    We live 26,000 light-years from the center of the Milky Way. That’s a rounding error by cosmological standards, but still — it’s far. When the light now reaching Earth from the galactic center first took flight, people were crossing the Bering Strait land bridge, hunting woolly mammoths along the way.

  • Current Event
    1 month ago
    by zyery
    +13 +2

    The 8-dimensional space that must be searched for alien life
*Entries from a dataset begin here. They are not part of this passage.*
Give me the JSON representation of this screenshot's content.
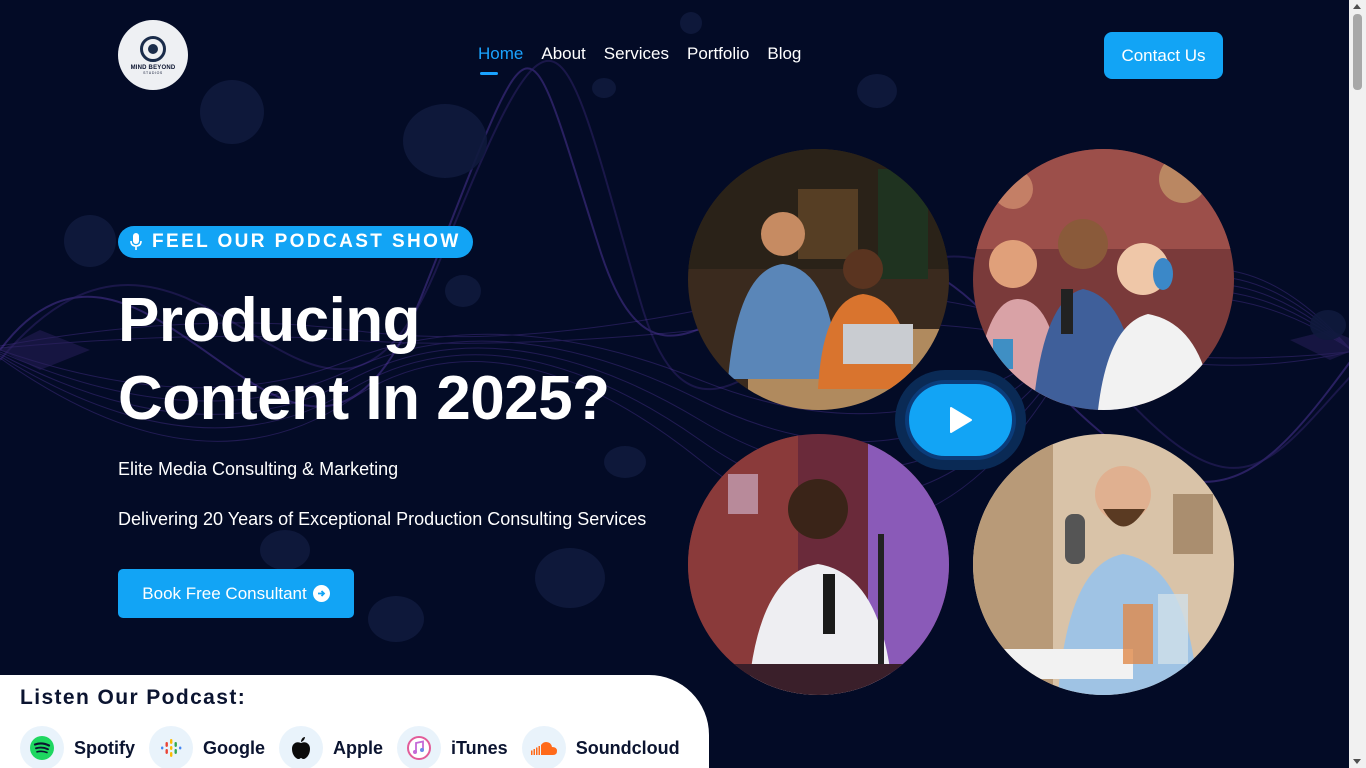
{
  "header": {
    "logo_text": "MIND BEYOND",
    "logo_sub": "STUDIOS",
    "nav": [
      {
        "label": "Home",
        "active": true
      },
      {
        "label": "About",
        "active": false
      },
      {
        "label": "Services",
        "active": false
      },
      {
        "label": "Portfolio",
        "active": false
      },
      {
        "label": "Blog",
        "active": false
      }
    ],
    "contact_label": "Contact Us"
  },
  "hero": {
    "badge": "FEEL OUR PODCAST SHOW",
    "title_line1": "Producing",
    "title_line2": "Content In 2025?",
    "subtitle1": "Elite Media Consulting & Marketing",
    "subtitle2": "Delivering 20 Years of Exceptional Production Consulting Services",
    "cta_label": "Book Free Consultant"
  },
  "listen": {
    "title": "Listen Our Podcast:",
    "platforms": [
      {
        "label": "Spotify",
        "icon": "spotify-icon"
      },
      {
        "label": "Google",
        "icon": "google-podcasts-icon"
      },
      {
        "label": "Apple",
        "icon": "apple-icon"
      },
      {
        "label": "iTunes",
        "icon": "itunes-icon"
      },
      {
        "label": "Soundcloud",
        "icon": "soundcloud-icon"
      }
    ]
  },
  "colors": {
    "background": "#030b26",
    "accent": "#12a4f5",
    "panel": "#ffffff"
  }
}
    A new mathematical model suggests that signs of extraterrestrial intelligence could be common, for all we know—we’ve barely begun investigating the vastness where they might lie. The Fermi paradox is the contrast between the likelihood of life existing elsewhere in the universe and the lack if evidence for it. This is a significant conundrum. On the one hand, there is a strong sense that the conditions on Earth that led to the emergence of life cannot be unique. This makes it seem likely that life must be common.

  • Current Event
    11 months ago
    by ppp
    +51 +12
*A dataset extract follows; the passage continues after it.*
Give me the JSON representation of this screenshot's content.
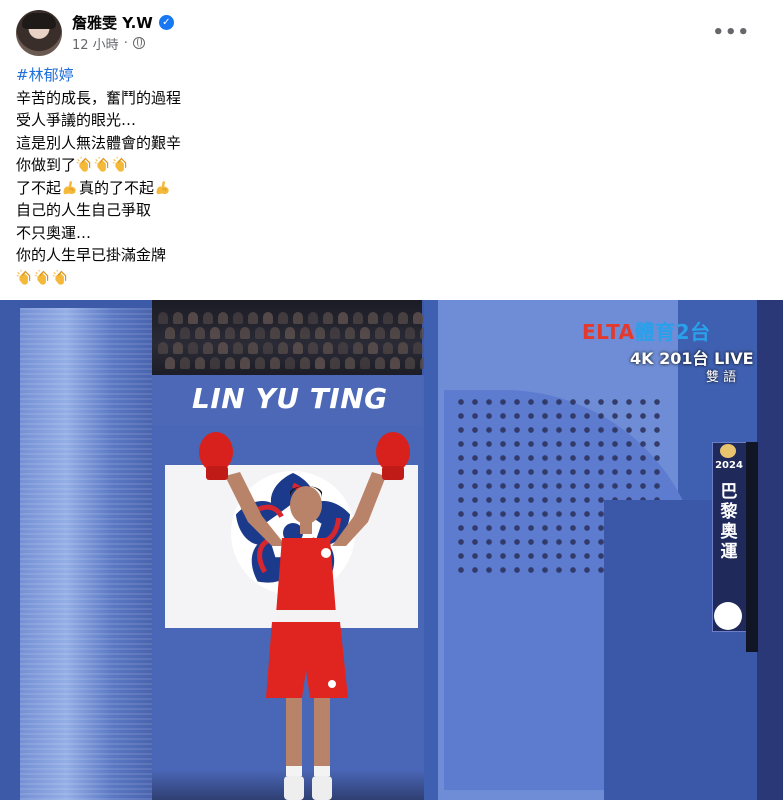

    Nasa finds solar system filled with as many planets as our own

    Nasa has found an entire solar system with as many planets as our own. The discovery of a new planet around the Kepler-90 star, which looks like our own sun, means the distant solar system has a total of eight known planets. And those planets look like those in our own neighbourhood: rocky planets orbit close to the star, with gas giants further away.

  • Analysis
    10 months ago
    by lostwonder
    +36 +10

    First Blue Moon eclipse in 150 years happens in January

    We’ve all heard the old expression “Once in a blue moon” and it means something happens very rarely. The last time an actual blue moon total lunar eclipse happened was over 150 ye…

  • Image
    10 months ago
    by NotWearingPants
    +31 +9

    Jupiter's Cloud Belts

    Enhanced color image from Juno

  • Analysis
    10 months ago
    by LisMan
    +29 +12

    Why do meteoroids explode in the atmosphere?

    Researchers have identified a new and previously overlooked process for air penetration that may explain the powerful explosion of the Chelyabinsk meteoroid.

  • Current Event
    9 months ago
    by zyery
    +20 +6

    Astronomers use a Galaxy Cluster as an Extremely Powerful "Natural Telescope" to Peer Even Farther into the Universe

    When it comes to studying some of the most distant and oldest galaxies in the Universe, a number of challenges present themselves. In addition to being billions of light years away, these galaxies are often too faint to see clearly. Luckily, astronomers have come to rely on a technique known as Gravitational Lensing, where the gravitational force of a large object (like a galactic cluster) is used to enhance the light of these fainter galaxies.